Governor David Paterson’s “Tier V” retirement plan, part of a June 5 deal with state employee unions, merely reset pension benefits to the levels of the early 1990s by raising the retirement age to 62; restoring a ten-year pension vesting period; and requiring employees to contribute to the pension fund throughout their careers. The governor also vetoed an extension of the existing “Tier II” retirement plan for police and firefighters, who can retire at half pay after 20 years, regardless of age. In its place, he proposed a plan that would set a minimum age of 50 for half-pay retirement after 25 years, which could produce significant savings for all New York municipalities, especially New York City.

Real pension reform, however, would go much further—by essentially throwing out the outmoded DB model for future employees. New York should follow the lead of a handful of other states, including Michigan, that have shifted non-uniformed government workers to defined-contribution (DC) accounts, like the 401(k) plans that have come to dominate the private sector.

Paterson has estimated that his proposal would save the state and local governments outside New York City a total of $32 billion over the next 30 years. By comparison, a DC plan like Michigan’s, with the annual employer contribution capped at 7 percent of payroll, might save at least $10 billion more. But the greatest benefit of a DC system is that taxpayers would no longer bear all the financial risks associated with providing guaranteed pension benefits. For the first time, public-pension costs would become both predictable and easily understandable, and the real costs of proposed benefit increases would be completely transparent.
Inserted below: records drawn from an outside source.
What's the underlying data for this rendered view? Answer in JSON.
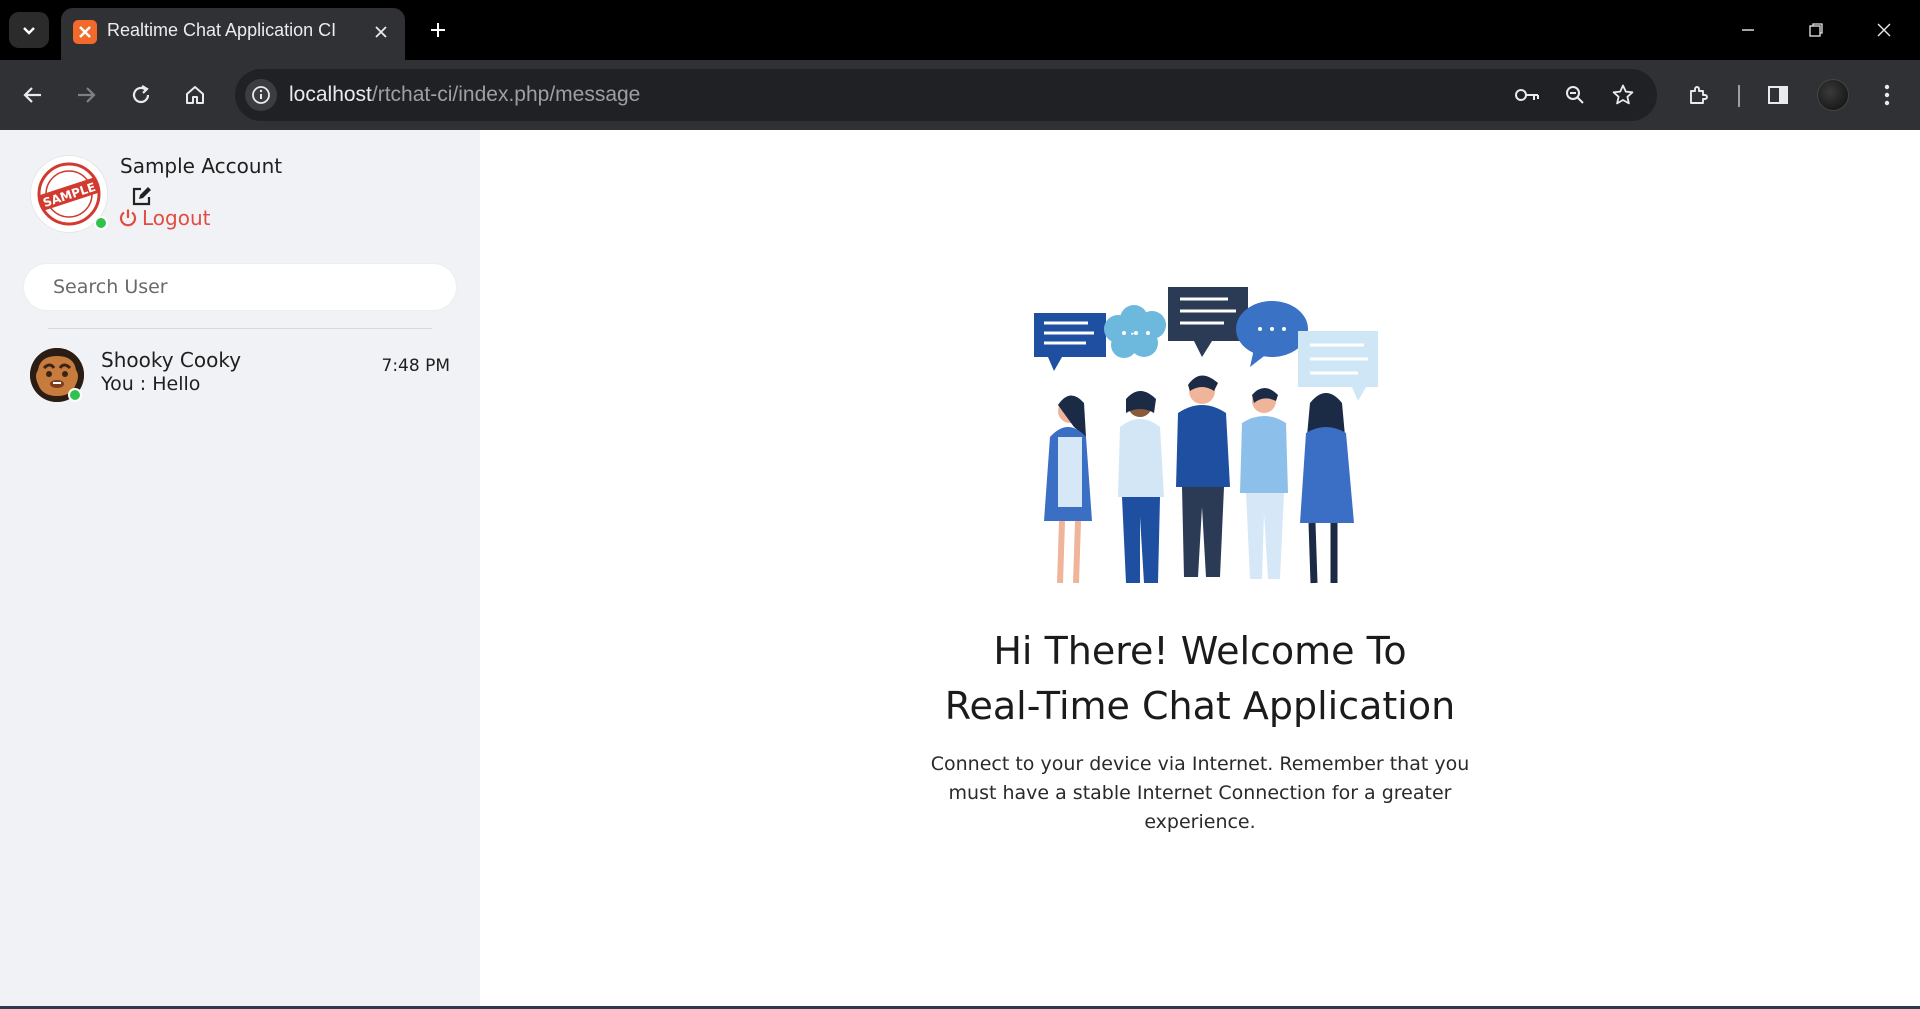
{
  "browser": {
    "tab_title": "Realtime Chat Application CI",
    "url_host": "localhost",
    "url_path": "/rtchat-ci/index.php/message"
  },
  "user": {
    "name": "Sample Account",
    "logout_label": "Logout",
    "avatar_text": "SAMPLE"
  },
  "search": {
    "placeholder": "Search User"
  },
  "chats": [
    {
      "name": "Shooky Cooky",
      "last_message": "You : Hello",
      "time": "7:48 PM",
      "online": true
    }
  ],
  "welcome": {
    "title_line1": "Hi There! Welcome To",
    "title_line2": "Real-Time Chat Application",
    "description": "Connect to your device via Internet. Remember that you must have a stable Internet Connection for a greater experience."
  },
  "colors": {
    "accent_red": "#e14d43",
    "online_green": "#31c24d",
    "sidebar_bg": "#f0f2f5"
  },
  "icons": [
    "tab-search-icon",
    "close-icon",
    "plus-icon",
    "minimize-icon",
    "restore-icon",
    "window-close-icon",
    "back-arrow-icon",
    "forward-arrow-icon",
    "reload-icon",
    "home-icon",
    "info-icon",
    "key-icon",
    "zoom-icon",
    "star-icon",
    "extensions-icon",
    "side-panel-icon",
    "kebab-menu-icon",
    "edit-icon",
    "power-icon"
  ]
}
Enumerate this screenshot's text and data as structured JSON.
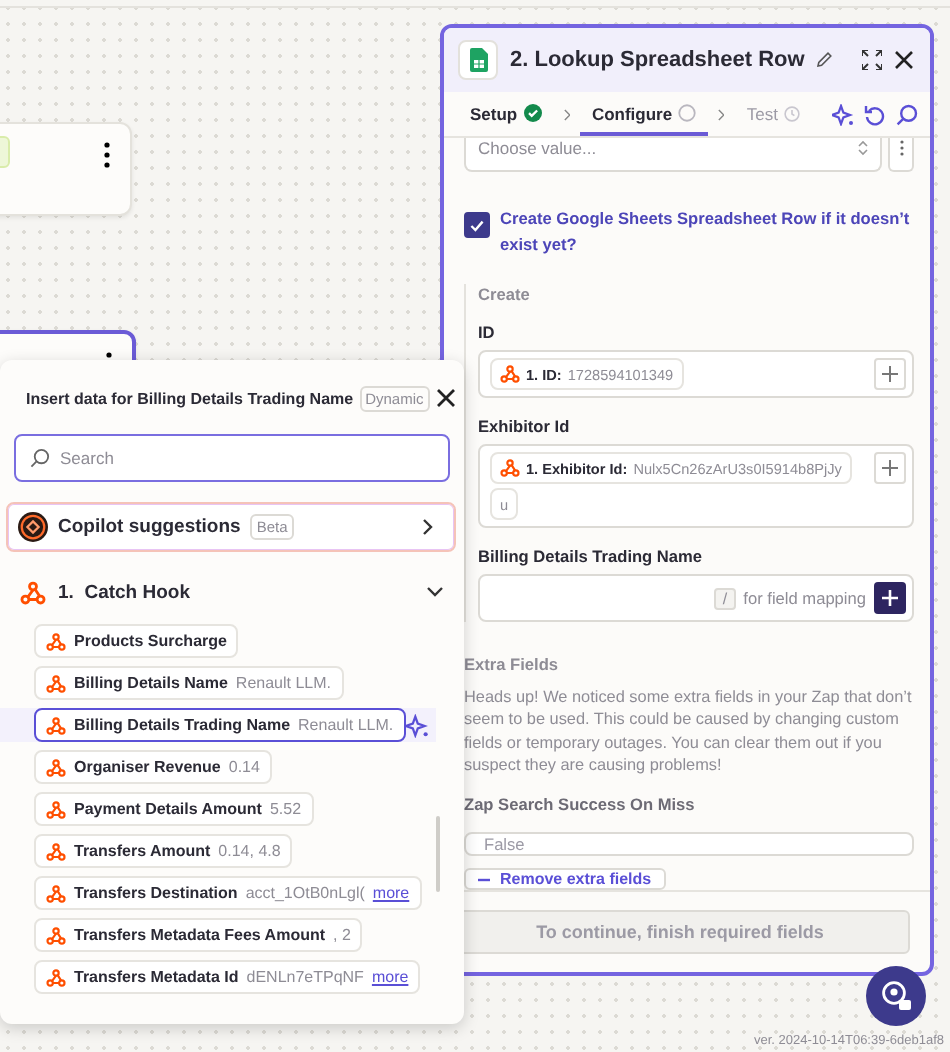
{
  "panel": {
    "step_title": "2. Lookup Spreadsheet Row",
    "tabs": [
      {
        "label": "Setup",
        "complete": true,
        "disabled": false,
        "selected": false
      },
      {
        "label": "Configure",
        "complete": false,
        "disabled": false,
        "selected": true
      },
      {
        "label": "Test",
        "complete": false,
        "disabled": true,
        "selected": false
      }
    ],
    "select": {
      "placeholder": "Choose value..."
    },
    "create_checkbox": {
      "label": "Create Google Sheets Spreadsheet Row if it doesn’t exist yet?",
      "checked": true
    },
    "create_section": {
      "title": "Create",
      "fields": [
        {
          "kind": "mapped",
          "label": "ID",
          "pill": {
            "name": "1. ID:",
            "value": "1728594101349"
          }
        },
        {
          "kind": "mapped",
          "label": "Exhibitor Id",
          "pill": {
            "name": "1. Exhibitor Id:",
            "value": "Nulx5Cn26zArU3s0I5914b8PjJy",
            "overflow": "u"
          }
        },
        {
          "kind": "empty",
          "label": "Billing Details Trading Name",
          "key_hint": "/",
          "hint": "for field mapping"
        }
      ]
    },
    "extra_fields": {
      "title": "Extra Fields",
      "message": "Heads up! We noticed some extra fields in your Zap that don’t seem to be used. This could be caused by changing custom fields or temporary outages. You can clear them out if you suspect they are causing problems!",
      "field_label": "Zap Search Success On Miss",
      "field_placeholder": "False",
      "remove_button": "Remove extra fields"
    },
    "continue_button": {
      "label": "To continue, finish required fields",
      "disabled": true
    }
  },
  "version": "ver. 2024-10-14T06:39-6deb1af8",
  "popover": {
    "title": "Insert data for Billing Details Trading Name",
    "badge": "Dynamic",
    "search": {
      "placeholder": "Search"
    },
    "copilot": {
      "label": "Copilot suggestions",
      "badge": "Beta"
    },
    "group": {
      "number": "1.",
      "title": "Catch Hook",
      "expanded": true,
      "items": [
        {
          "name": "Products Surcharge",
          "selected": false
        },
        {
          "name": "Billing Details Name",
          "value": "Renault LLM.",
          "selected": false
        },
        {
          "name": "Billing Details Trading Name",
          "value": "Renault LLM.",
          "selected": true
        },
        {
          "name": "Organiser Revenue",
          "value": "0.14",
          "selected": false
        },
        {
          "name": "Payment Details Amount",
          "value": "5.52",
          "selected": false
        },
        {
          "name": "Transfers Amount",
          "value": "0.14, 4.8",
          "selected": false
        },
        {
          "name": "Transfers Destination",
          "value": "acct_1OtB0nLgl(",
          "more": "more",
          "selected": false
        },
        {
          "name": "Transfers Metadata Fees Amount",
          "value": ", 2",
          "selected": false
        },
        {
          "name": "Transfers Metadata Id",
          "value": "dENLn7eTPqNF",
          "more": "more",
          "selected": false
        }
      ]
    }
  }
}
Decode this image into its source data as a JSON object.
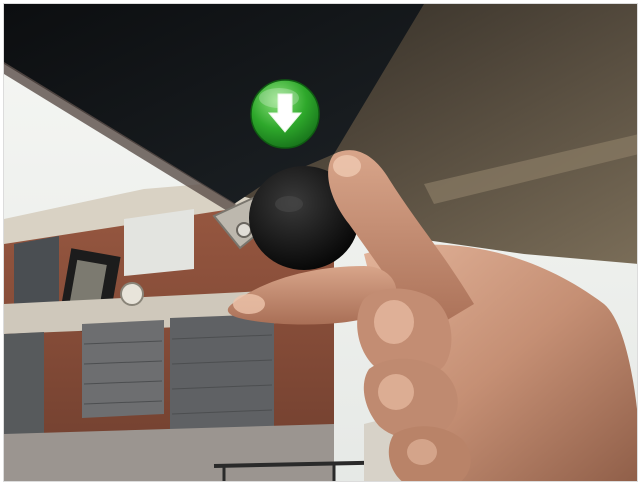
{
  "scene": {
    "subject": "hand-holding-round-sensor",
    "colors": {
      "ceiling_dark": "#14171a",
      "roof_fabric": "#5e5648",
      "sky": "#eef0ee",
      "brick": "#8a4e3a",
      "skin": "#c8957a",
      "sensor": "#141414",
      "bracket": "#b8b4ac"
    }
  },
  "overlay": {
    "icon": "download-arrow-icon",
    "colors": {
      "circle": "#2ea82b",
      "arrow": "#ffffff"
    }
  }
}
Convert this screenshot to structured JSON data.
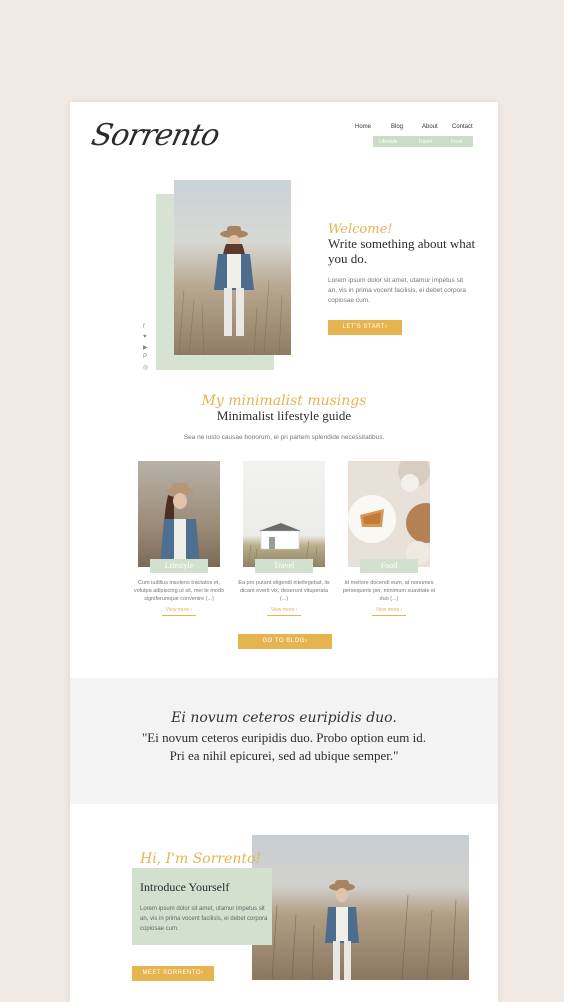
{
  "header": {
    "logo": "Sorrento",
    "nav": [
      "Home",
      "Blog",
      "About",
      "Contact"
    ],
    "sub_nav": [
      "Lifestyle",
      "Travel",
      "Food"
    ]
  },
  "hero": {
    "script": "Welcome!",
    "title": "Write something about what you do.",
    "text": "Lorem ipsum dolor sit amet, utamur impetus sit an, vis in prima vocent facilisis, ei debet corpora copiosae cum.",
    "button": "LET'S START›",
    "social_icons": [
      "facebook-icon",
      "twitter-icon",
      "youtube-icon",
      "pinterest-icon",
      "instagram-icon"
    ]
  },
  "guide": {
    "script": "My minimalist musings",
    "title": "Minimalist lifestyle guide",
    "subtitle": "Sea ne iusto causae bonorum, ei pri partem splendide necessitatibus."
  },
  "cards": [
    {
      "label": "Lifestyle",
      "text": "Cum iudilius insolens tractatos et, volutpa adipiscing ut sit, mei te modo signiferumque convenire (...)",
      "more": "View more ›"
    },
    {
      "label": "Travel",
      "text": "Ea pro putant eligendi intellegebat, iis dicant everti vix, deserunt vituperata (...)",
      "more": "View more ›"
    },
    {
      "label": "Food",
      "text": "Id meliore docendi eum, at nonumes persequeris per, minimum suavitate ei duo (...)",
      "more": "View more ›"
    }
  ],
  "blog_button": "GO TO BLOG›",
  "quote": {
    "script": "Ei novum ceteros euripidis duo.",
    "line1": "\"Ei novum ceteros euripidis duo. Probo option eum id.",
    "line2": "Pri ea nihil epicurei, sed ad ubique semper.\""
  },
  "intro": {
    "script": "Hi, I'm Sorrento!",
    "title": "Introduce Yourself",
    "text": "Lorem ipsum dolor sit amet, utamur impetus sit an, vis in prima vocent facilisis, ei debet corpora copiosae cum.",
    "button": "MEET SORRENTO›"
  },
  "colors": {
    "accent_gold": "#e5b44f",
    "accent_sage": "#cbdcc8",
    "background": "#f1e9e4"
  }
}
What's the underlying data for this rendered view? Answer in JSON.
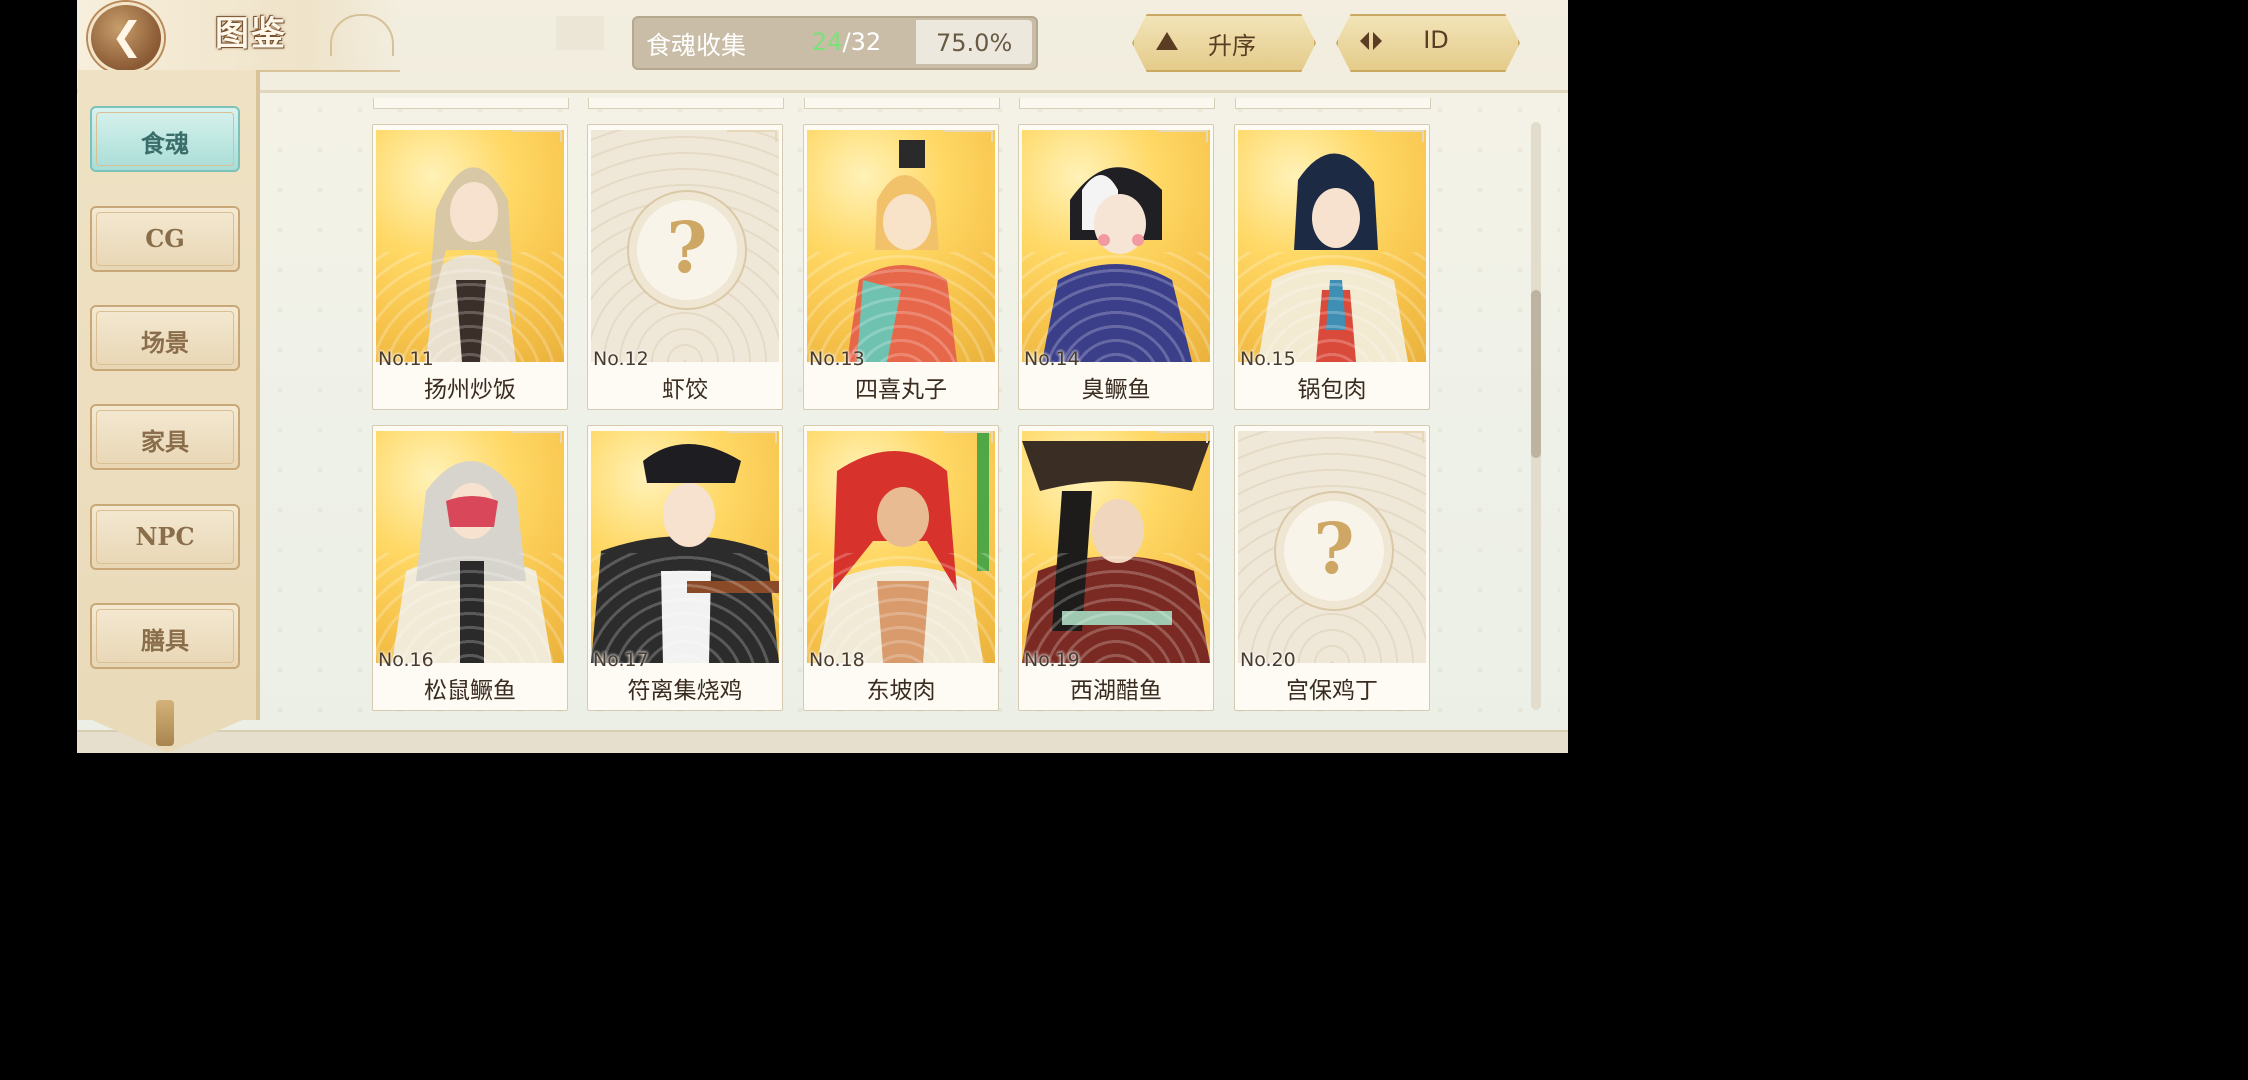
{
  "header": {
    "title": "图鉴",
    "collection_label": "食魂收集",
    "collected": "24",
    "total": "/32",
    "percent": "75.0%",
    "sort_order_label": "升序",
    "sort_key_label": "ID"
  },
  "sidebar": {
    "items": [
      {
        "label": "食魂",
        "active": true
      },
      {
        "label": "CG",
        "active": false
      },
      {
        "label": "场景",
        "active": false
      },
      {
        "label": "家具",
        "active": false
      },
      {
        "label": "NPC",
        "active": false
      },
      {
        "label": "膳具",
        "active": false
      }
    ]
  },
  "cards": [
    {
      "no": "No.11",
      "name": "扬州炒饭",
      "unlocked": true
    },
    {
      "no": "No.12",
      "name": "虾饺",
      "unlocked": false
    },
    {
      "no": "No.13",
      "name": "四喜丸子",
      "unlocked": true
    },
    {
      "no": "No.14",
      "name": "臭鳜鱼",
      "unlocked": true
    },
    {
      "no": "No.15",
      "name": "锅包肉",
      "unlocked": true
    },
    {
      "no": "No.16",
      "name": "松鼠鳜鱼",
      "unlocked": true
    },
    {
      "no": "No.17",
      "name": "符离集烧鸡",
      "unlocked": true
    },
    {
      "no": "No.18",
      "name": "东坡肉",
      "unlocked": true
    },
    {
      "no": "No.19",
      "name": "西湖醋鱼",
      "unlocked": true
    },
    {
      "no": "No.20",
      "name": "宫保鸡丁",
      "unlocked": false
    }
  ],
  "locked_symbol": "?",
  "colors": {
    "accent_green": "#7ee07a",
    "active_tab": "#a8ddd6",
    "card_gold": "#f6c24a"
  }
}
With normal turnover, between one-quarter and one-third of state and city employees would be in the new system within a decade.

Of course, if pension reform were subject to regular contract negotiations, public-employee unions would never accept a shift to a DC plan from the guaranteed, ultra-secure DB plan. But this is a rare case in which elected officials can alter a fringe benefit without the unions’ consent—because the state’s Taylor Law, which governs public-sector labor issues, specifically prohibits collective bargaining on pensions. Retirement benefits could be changed legislatively, ensuring that future generations of New Yorkers aren’t stuck with the same pension problem.

Unfortunately, as the legislature’s 2009 regular session wound toward its June adjournment, leading politicians continued to seek union permission to make any changes. New York City mayor Michael Bloomberg has repeatedly called for the state to revert to a system in which pension benefits are collectively bargained, and Paterson made a series of costly concessions to the unions in exchange for their agreement not to oppose his modest restructuring of pension benefits. It’s time for the governor, the mayor, and other elected officials to reassert their managerial prerogatives—to understand that government unions will never voluntarily relinquish the gold-standard pensions that taxpayers can no longer afford.

While I agree with Mr. McMahon that legacy costs of gold-plated pensions will remain a massive headache for decades, his solution is to basically pass the buck to individuals through DC plans.

As I've stated many times, cheaper DC plans are not the solution since they have been performing miserably. Also, what's wrong with providing a teacher, a police officer, a fireman some retirement security?

I say New York taxes the crooks on Wall Street to fund these public pensions. The investment bankers, private equity and hedge fund managers have to share the responsibility for the underfunded status of these pension plans.


E.J. McMahon criticized these reforms stating that Teachers clean up on "pension reform".